• How To Cook Great Ethiopian - Coffee
  • How To Cook Great Ethiopian - Injera
  • How To Cook Great Ethiopian - Spices
  • How To Cook Great Ethiopian - Bread
  • How To Cook Great Ethiopian - Vegan & Fasting Foods
  • How To Cook Great Ethiopian - Beans and Lentils
  • How To Cook Great Ethiopian - Salads And Fit Fit
  • How To Cook Great Ethiopian - Meat Dishes
  • How To Cook Great Ethiopian - Breakfast
  • How To Cook Great Ethiopian - Fish

Welcome to HTCG Ethiopian food

How To Cook Great FoodEthiopian Food is one of the world’s best kept secrets. It is a spicy mix of vegetable and lentil stews and slow-simmered meats. Ethiopia is known as “The land of bread and honey” and has a wide and wonderful choice of recipes from its diverse cultural mix of people and languages. Ethiopian cuisine የኢትዮጵያ ምግብ characteristically consists of vegetable and often very spicy meat dishes. This is usually in the form of wat (also w’et or wot), a thick stew, served atop injera, a large sourdough flatbread, made out of fermented teff flour.


 

Ethiopians eat exclusively with their right hands, using pieces of injera to pick up bites of entrées and side dishes.

The Ethiopian Orthodox Church prescribes a number of fasting (tsom, Ge’ez: ጾም ṣōm) periods, including Wednesdays, Fridays, and the entire Lenten season, so Ethiopian cuisine contains many dishes that are vegan.

A typical dish consists of injera accompanied by a spicy stew, which frequently includes beef, lamb, vegetables and various types of legumes, such as lentils.

Gurage cuisine also makes use of the false banana plant (enset, Ge’ez: እንሰት inset), a type of ensete. The plant is pulverized and fermented to make a bread-like food called qocho or kocho (Ge’ez: ቆጮ ḳōč̣ō), which is eaten with kitfo. The root of this plant may be powdered and prepared as a hot drink called bulla (Ge’ez: ቡላ būlā), which is often given to those who are tired or ill. Another typical Gurage preparation is coffee with butter (kebbeh). Kita herb bread is also baked.

Coffee is also a large part of Ethiopian culture and cuisine. After every meal, a coffee ceremony is served. Each variation is named by appending the main ingredient to the type of wat (e.g. kek alicha wat). However, the word keiy is usually not necessary, as the spicy variety is assumed when it is omitted (e.g. doro wat). The term atkilt wat is sometimes used to refer to all vegetable dishes, but a more specific name can also be used (as in dinich’na caroht wat, which translates to “potatoes and carrots stew”; but notice the word “atkilt” is usually omitted when using the more specific term).
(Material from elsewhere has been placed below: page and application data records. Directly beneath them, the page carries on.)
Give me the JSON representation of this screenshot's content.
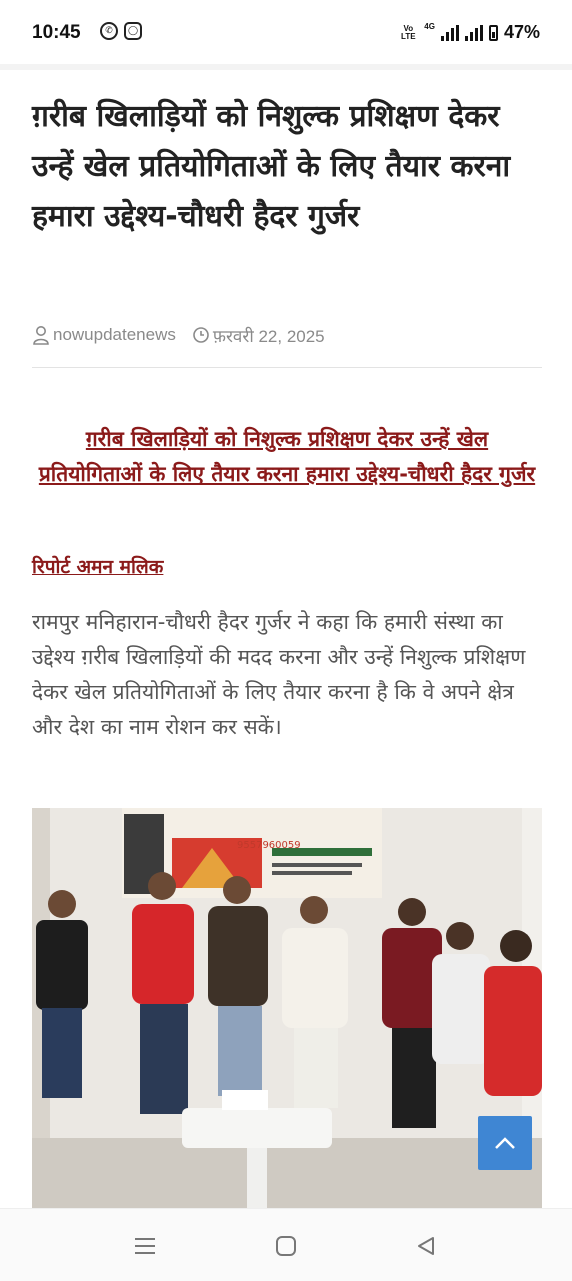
{
  "status_bar": {
    "time": "10:45",
    "app_icons": [
      "whatsapp-icon",
      "instagram-icon"
    ],
    "volte_label": "Vo LTE",
    "network_label": "4G",
    "battery": "47%"
  },
  "post": {
    "title": "ग़रीब खिलाड़ियों को निशुल्क प्रशिक्षण देकर उन्हें खेल प्रतियोगिताओं के लिए तैयार करना हमारा उद्देश्य-चौधरी हैदर गुर्जर",
    "author": "nowupdatenews",
    "date": "फ़रवरी 22, 2025",
    "sub_heading": "ग़रीब खिलाड़ियों को निशुल्क प्रशिक्षण देकर उन्हें खेल प्रतियोगिताओं के लिए तैयार करना हमारा उद्देश्य-चौधरी हैदर गुर्जर",
    "reporter": "रिपोर्ट अमन मलिक",
    "body": "रामपुर मनिहारान-चौधरी हैदर गुर्जर ने कहा कि हमारी संस्था का उद्देश्य ग़रीब खिलाड़ियों की मदद करना और उन्हें निशुल्क प्रशिक्षण देकर खेल प्रतियोगिताओं के लिए तैयार करना है कि वे अपने क्षेत्र और देश का नाम रोशन कर सकें।",
    "photo_banner_phone": "9557960059"
  },
  "colors": {
    "accent_red": "#8b1a1a",
    "scroll_button": "#3f86d3",
    "title_text": "#222222",
    "meta_text": "#8a8a8a"
  },
  "nav": {
    "icons": [
      "menu-icon",
      "home-icon",
      "back-icon"
    ]
  }
}
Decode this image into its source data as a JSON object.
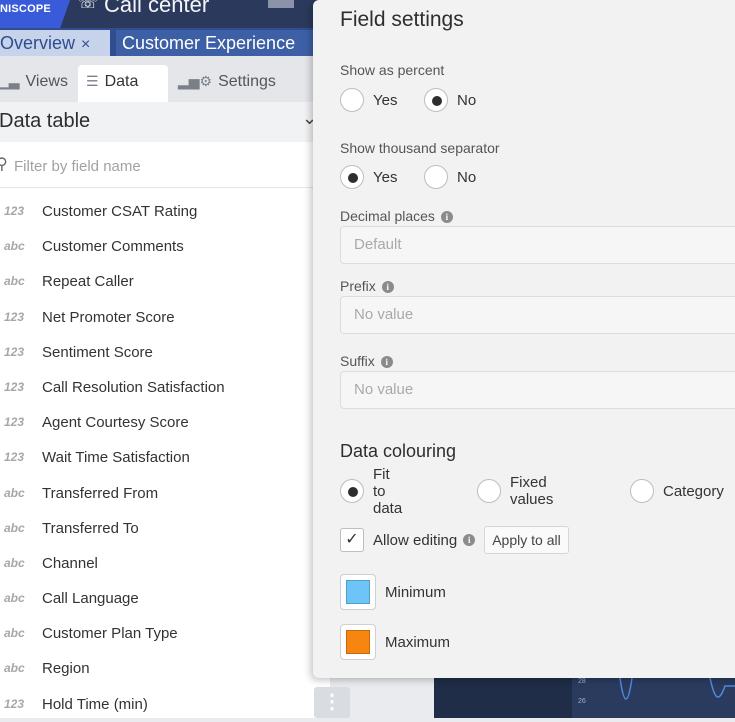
{
  "app": {
    "brand": "NISCOPE",
    "title": "Call center"
  },
  "tabs": [
    {
      "label": "Overview",
      "close": "×"
    },
    {
      "label": "Customer Experience"
    }
  ],
  "panel": {
    "subtabs": [
      {
        "label": "Views",
        "icon": "bar-chart-icon"
      },
      {
        "label": "Data",
        "icon": "database-icon"
      },
      {
        "label": "Settings",
        "icon": "chart-settings-icon"
      }
    ],
    "data_table_title": "Data table",
    "filter_placeholder": "Filter by field name",
    "fields": [
      {
        "type": "123",
        "name": "Customer CSAT Rating"
      },
      {
        "type": "abc",
        "name": "Customer Comments"
      },
      {
        "type": "abc",
        "name": "Repeat Caller"
      },
      {
        "type": "123",
        "name": "Net Promoter Score"
      },
      {
        "type": "123",
        "name": "Sentiment Score"
      },
      {
        "type": "123",
        "name": "Call Resolution Satisfaction"
      },
      {
        "type": "123",
        "name": "Agent Courtesy Score"
      },
      {
        "type": "123",
        "name": "Wait Time Satisfaction"
      },
      {
        "type": "abc",
        "name": "Transferred From"
      },
      {
        "type": "abc",
        "name": "Transferred To"
      },
      {
        "type": "abc",
        "name": "Channel"
      },
      {
        "type": "abc",
        "name": "Call Language"
      },
      {
        "type": "abc",
        "name": "Customer Plan Type"
      },
      {
        "type": "abc",
        "name": "Region"
      },
      {
        "type": "123",
        "name": "Hold Time (min)"
      }
    ]
  },
  "chart_ticks": [
    "28",
    "26"
  ],
  "modal": {
    "title": "Field settings",
    "show_percent": {
      "label": "Show as percent",
      "options": [
        "Yes",
        "No"
      ],
      "selected": "No"
    },
    "thousand_sep": {
      "label": "Show thousand separator",
      "options": [
        "Yes",
        "No"
      ],
      "selected": "Yes"
    },
    "decimal": {
      "label": "Decimal places",
      "placeholder": "Default"
    },
    "prefix": {
      "label": "Prefix",
      "placeholder": "No value"
    },
    "suffix": {
      "label": "Suffix",
      "placeholder": "No value"
    },
    "colouring": {
      "title": "Data colouring",
      "options": [
        "Fit to data",
        "Fixed values",
        "Category"
      ],
      "selected": "Fit to data"
    },
    "allow_editing": {
      "label": "Allow editing",
      "checked": true,
      "apply_label": "Apply to all"
    },
    "minimum": {
      "label": "Minimum",
      "color": "#6cc4f7"
    },
    "maximum": {
      "label": "Maximum",
      "color": "#f6860f"
    }
  }
}
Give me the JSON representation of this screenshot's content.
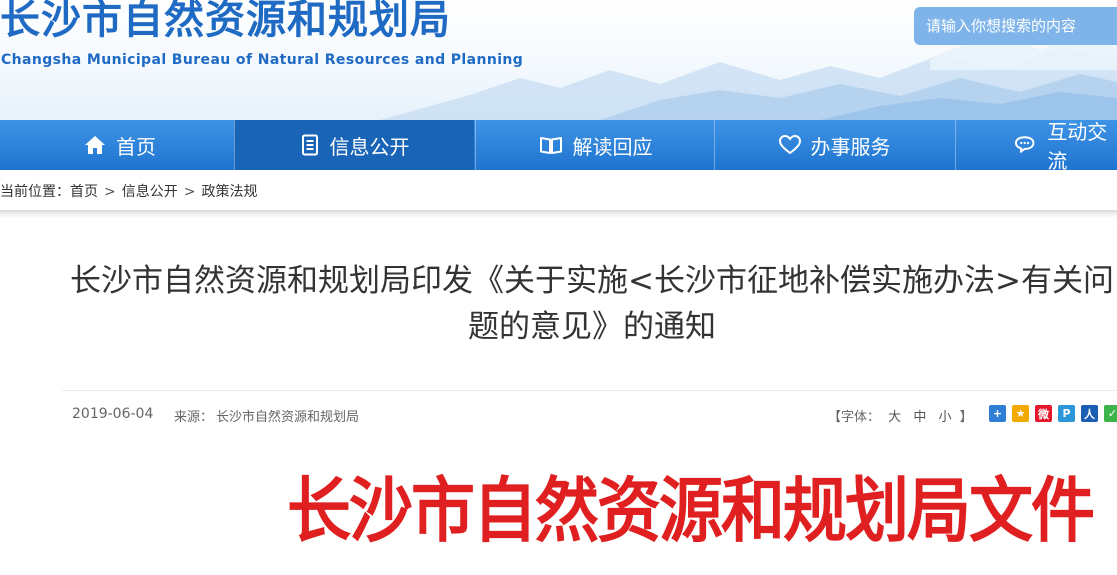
{
  "header": {
    "title": "长沙市自然资源和规划局",
    "subtitle": "Changsha Municipal Bureau of Natural Resources and Planning",
    "search_placeholder": "请输入你想搜索的内容"
  },
  "nav": {
    "items": [
      {
        "label": "首页",
        "icon": "home-icon"
      },
      {
        "label": "信息公开",
        "icon": "document-list-icon"
      },
      {
        "label": "解读回应",
        "icon": "open-book-icon"
      },
      {
        "label": "办事服务",
        "icon": "heart-icon"
      },
      {
        "label": "互动交流",
        "icon": "chat-bubble-icon"
      }
    ],
    "active_index": 1
  },
  "breadcrumb": {
    "prefix": "当前位置：",
    "items": [
      "首页",
      "信息公开",
      "政策法规"
    ],
    "separator": ">"
  },
  "article": {
    "title": "长沙市自然资源和规划局印发《关于实施<长沙市征地补偿实施办法>有关问题的意见》的通知",
    "date": "2019-06-04",
    "source_label": "来源：",
    "source": "长沙市自然资源和规划局",
    "font_size": {
      "open": "【字体：",
      "large": "大",
      "medium": "中",
      "small": "小",
      "close": "】"
    },
    "document_header": "长沙市自然资源和规划局文件"
  },
  "share_icons": [
    {
      "icon": "share-more-icon",
      "glyph": "+",
      "color": "#2f7fd6"
    },
    {
      "icon": "qzone-icon",
      "glyph": "★",
      "color": "#f2a900"
    },
    {
      "icon": "weibo-icon",
      "glyph": "微",
      "color": "#e6162d"
    },
    {
      "icon": "tencent-weibo-icon",
      "glyph": "P",
      "color": "#2b96d8"
    },
    {
      "icon": "renren-icon",
      "glyph": "人",
      "color": "#1a5fb4"
    },
    {
      "icon": "wechat-icon",
      "glyph": "✓",
      "color": "#3bb54a"
    }
  ],
  "colors": {
    "brand_blue": "#1f6bc4",
    "nav_blue": "#2a80d8",
    "nav_active": "#1a64b8",
    "document_red": "#e02020"
  }
}
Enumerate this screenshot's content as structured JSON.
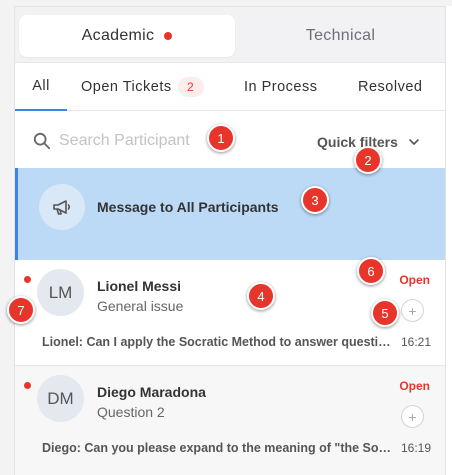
{
  "category_tabs": [
    {
      "label": "Academic",
      "active": true,
      "has_unread": true
    },
    {
      "label": "Technical",
      "active": false
    }
  ],
  "status_tabs": {
    "all": "All",
    "open": "Open Tickets",
    "open_count": "2",
    "in_process": "In Process",
    "resolved": "Resolved"
  },
  "search": {
    "placeholder": "Search Participant",
    "value": ""
  },
  "quick_filters": {
    "label": "Quick filters"
  },
  "broadcast": {
    "label": "Message to All Participants",
    "icon": "megaphone-icon"
  },
  "tickets": [
    {
      "initials": "LM",
      "name": "Lionel Messi",
      "subject": "General issue",
      "status": "Open",
      "preview": "Lionel: Can I apply the Socratic Method to answer questions in class?",
      "time": "16:21",
      "unread": true
    },
    {
      "initials": "DM",
      "name": "Diego Maradona",
      "subject": "Question 2",
      "status": "Open",
      "preview": "Diego: Can you please expand to the meaning of \"the Socratic Method\"?",
      "time": "16:19",
      "unread": true
    }
  ],
  "annotations": [
    "1",
    "2",
    "3",
    "4",
    "5",
    "6",
    "7"
  ],
  "colors": {
    "accent": "#3a86e8",
    "alert": "#e8352b",
    "selected_row": "#bcdaf6",
    "badge_bg": "#fdecec"
  }
}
“Tibs” Meat along with vegetables are sautéed to make tibs (also tebs, t’ibs, tibbs, etc., Ge’ez: ጥብስ ṭibs). Tibs is served in a variety of manners, and can range from hot to mild or contain little to no vegetables. There are many variations of the delicacy, depending on type, size or shape of the cuts of meat used. The mid-18th century European visitor to Ethiopia, Remedius Prutky, describes tibs as a portion of grilled meat served “to pay a particular compliment or show especial respect to someone.” This is perhaps still true as the dish is still prepared today to commemorate special events and holidays.

Fit-fit or fir-fir is a common breakfast dish. It is made from shredded injera or kitcha stir-fried with spices or wat. Another popular breakfast food is fatira. The delicacy consists of a large fried pancake made with flour, often with a layer of egg. It is eaten with honey. Chechebsa (or kita firfir) resembles a pancake covered with berbere and niter kibbeh, or other spices, and may be eaten with a spoon.

Genfo is a kind of porridge, which is another common breakfast dish. It is usually served in a large bowl with a dug-out made in the middle of the genfo and filled with spiced niter kibbeh. A variation of ful, a fava bean stew with condiments, served with baked rolls instead of injera, is also common for breakfast.